They say that those who don’t learn from history are doomed to repeat it. But, when it comes to the “Great Depression” comparisons now springing up amid this terrible economic climate, an equally fitting adage might be that those who dwell too much on history are doomed to repeat it — that’s essentially what Robert Shiller, the Yale University economist who predicted the housing bust and much of the current financial crisis, says.
“The attention paid to the Depression story may seem a logical consequence of our economic situation,” Shiller writes in an op-ed piece for The New York Times, saying that the recent bursting of the housing and stock market bubbles, huge failures of financial institutions, and low confidence have indeed created a picture not seen since the 1930s. “But,” he adds, “the retelling, in fact, is a cause of the current situation — because the Great Depression serves as a model for our expectations, damping what John Maynard Keynes called our ‘animal spirits,’ reducing consumers’ willingness to spend and businesses’ willingness to hire and expand.
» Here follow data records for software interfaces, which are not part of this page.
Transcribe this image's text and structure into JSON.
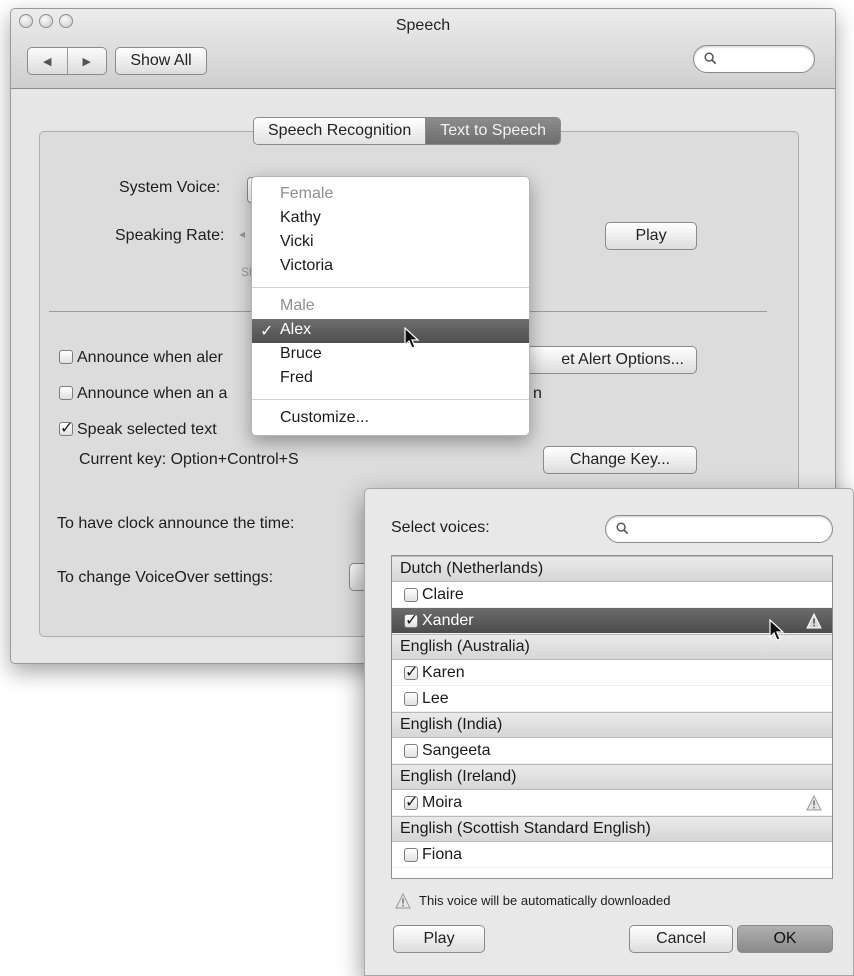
{
  "window": {
    "title": "Speech",
    "show_all": "Show All"
  },
  "tabs": {
    "recognition": "Speech Recognition",
    "tts": "Text to Speech"
  },
  "settings": {
    "system_voice_label": "System Voice:",
    "speaking_rate_label": "Speaking Rate:",
    "play": "Play",
    "announce_alerts": "Announce when aler",
    "announce_app": "Announce when an a",
    "set_alert_options": "et Alert Options...",
    "announce_app_tail": "n",
    "speak_selected": "Speak selected text ",
    "current_key": "Current key: Option+Control+S",
    "change_key": "Change Key...",
    "clock_label": "To have clock announce the time:",
    "voiceover_label": "To change VoiceOver settings:"
  },
  "voice_menu": {
    "female_header": "Female",
    "female": [
      "Kathy",
      "Vicki",
      "Victoria"
    ],
    "male_header": "Male",
    "male_selected": "Alex",
    "male": [
      "Bruce",
      "Fred"
    ],
    "customize": "Customize..."
  },
  "select_voices": {
    "label": "Select voices:",
    "groups": [
      {
        "name": "Dutch (Netherlands)",
        "voices": [
          {
            "name": "Claire",
            "checked": false
          },
          {
            "name": "Xander",
            "checked": true,
            "selected": true,
            "download": true
          }
        ]
      },
      {
        "name": "English (Australia)",
        "voices": [
          {
            "name": "Karen",
            "checked": true
          },
          {
            "name": "Lee",
            "checked": false
          }
        ]
      },
      {
        "name": "English (India)",
        "voices": [
          {
            "name": "Sangeeta",
            "checked": false
          }
        ]
      },
      {
        "name": "English (Ireland)",
        "voices": [
          {
            "name": "Moira",
            "checked": true,
            "download": true
          }
        ]
      },
      {
        "name": "English (Scottish Standard English)",
        "voices": [
          {
            "name": "Fiona",
            "checked": false
          }
        ]
      }
    ],
    "note": "This voice will be automatically downloaded",
    "play": "Play",
    "cancel": "Cancel",
    "ok": "OK"
  }
}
The Depression narrative could easily end up as a self-fulfilling prophecy.”
Robert Rodriguez of First Pacific Advisors, who deftly avoided financials last year and earned praise for the strong performance of his bond fund, tells Barron’s that he remains hesitant about stocks, and thinks the government’s stimulus package is missing the point.
In 2008, Rodriguez’s FPA Capital equity fund lost 34.8% for the year despite his avoidance of financials, in part because energy companies got hit hard in the second half of the year. But he says the losses he sustained are different from those sustained by managers who got burned on financials. “For the value managers who owned, say, AIG, Lehman Brothers, Bear Stearns, Washington Mutual and on down the list, all of those are permanent losses of capital,” he explains. “But for the energy companies that we have owned and taken a hit on, they have cash, pristine balance sheets, virtually no debt, and their equipment is good for 25 years. … We see energy as just a deferral of performance, rather than a permanent loss of performance.”
Currently Rodriguez’s fund is 64% in equities and 36% in cash, and half of that 64% is in energy, with big bets in energy coming in the past few months.
Todd Sullivan often posts some great speeches or client letters from successful investors on his ValuePlays web site, and he recently featured a particularly interesting speech that former hedge fund star Mark Sellers gave to Harvard Business School students.
In the speech, Sellers tells these top students that they “have almost no chance of being a great investor”, the type who can compound money at 20%+ a year for the long run. “You have a really, really low probability, like [1 in 50] or less,” he says. “And the reason is that it doesn’t much matter what your IQ is, or how many books or magazines or newspapers you have read, or how much experience you have, or will have later in your career. These are things that many people have and yet almost none of them end up compounding at 20% or 25% over their careers.”
“Expert”. It’s a term that gets thrown around an awful lot in parts of our society, and the financial world is no exception. But in an interview with Money magazine, researcher Philip Tetlock warns not to trust someone just because they’re called an expert, and explains why so many of these supposed “experts” failed to see the market crash and economic crisis coming.